> Material for this exercise:
_ _ _ _ _ _ _

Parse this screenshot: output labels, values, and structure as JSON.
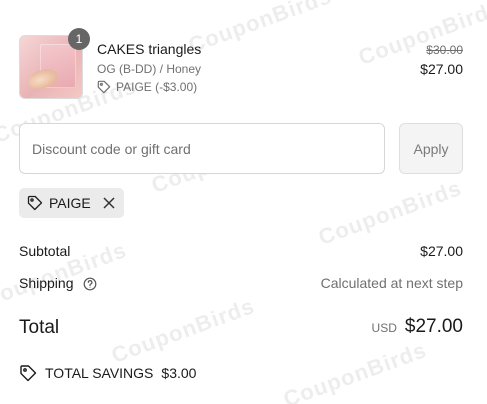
{
  "product": {
    "quantity": "1",
    "name": "CAKES triangles",
    "variant": "OG (B-DD) / Honey",
    "discount_line": "PAIGE (-$3.00)",
    "original_price": "$30.00",
    "price": "$27.00"
  },
  "discount": {
    "placeholder": "Discount code or gift card",
    "apply_label": "Apply",
    "applied_code": "PAIGE"
  },
  "summary": {
    "subtotal_label": "Subtotal",
    "subtotal_value": "$27.00",
    "shipping_label": "Shipping",
    "shipping_value": "Calculated at next step",
    "total_label": "Total",
    "currency": "USD",
    "total_value": "$27.00",
    "savings_label": "TOTAL SAVINGS",
    "savings_value": "$3.00"
  },
  "watermark": "CouponBirds",
  "icons": {
    "tag": "tag-icon",
    "close": "close-icon",
    "help": "help-circle-icon",
    "savings_tag": "savings-tag-icon"
  }
}
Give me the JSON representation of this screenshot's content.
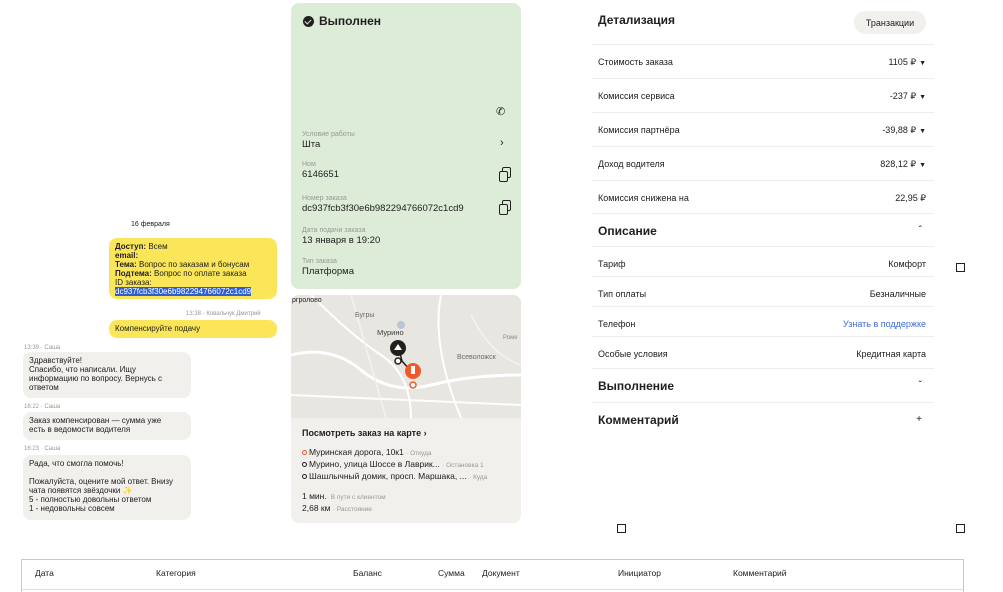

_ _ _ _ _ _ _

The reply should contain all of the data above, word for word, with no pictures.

Parse this screenshot: output labels, values, and structure as JSON.
{
  "product": {
    "quantity": "1",
    "name": "CAKES triangles",
    "variant": "OG (B-DD) / Honey",
    "discount_line": "PAIGE (-$3.00)",
    "original_price": "$30.00",
    "price": "$27.00"
  },
  "discount": {
    "placeholder": "Discount code or gift card",
    "apply_label": "Apply",
    "applied_code": "PAIGE"
  },
  "summary": {
    "subtotal_label": "Subtotal",
    "subtotal_value": "$27.00",
    "shipping_label": "Shipping",
    "shipping_value": "Calculated at next step",
    "total_label": "Total",
    "currency": "USD",
    "total_value": "$27.00",
    "savings_label": "TOTAL SAVINGS",
    "savings_value": "$3.00"
  },
  "watermark": "CouponBirds",
  "icons": {
    "tag": "tag-icon",
    "close": "close-icon",
    "help": "help-circle-icon",
    "savings_tag": "savings-tag-icon"
  }
}
Give me the JSON representation of this screenshot's content.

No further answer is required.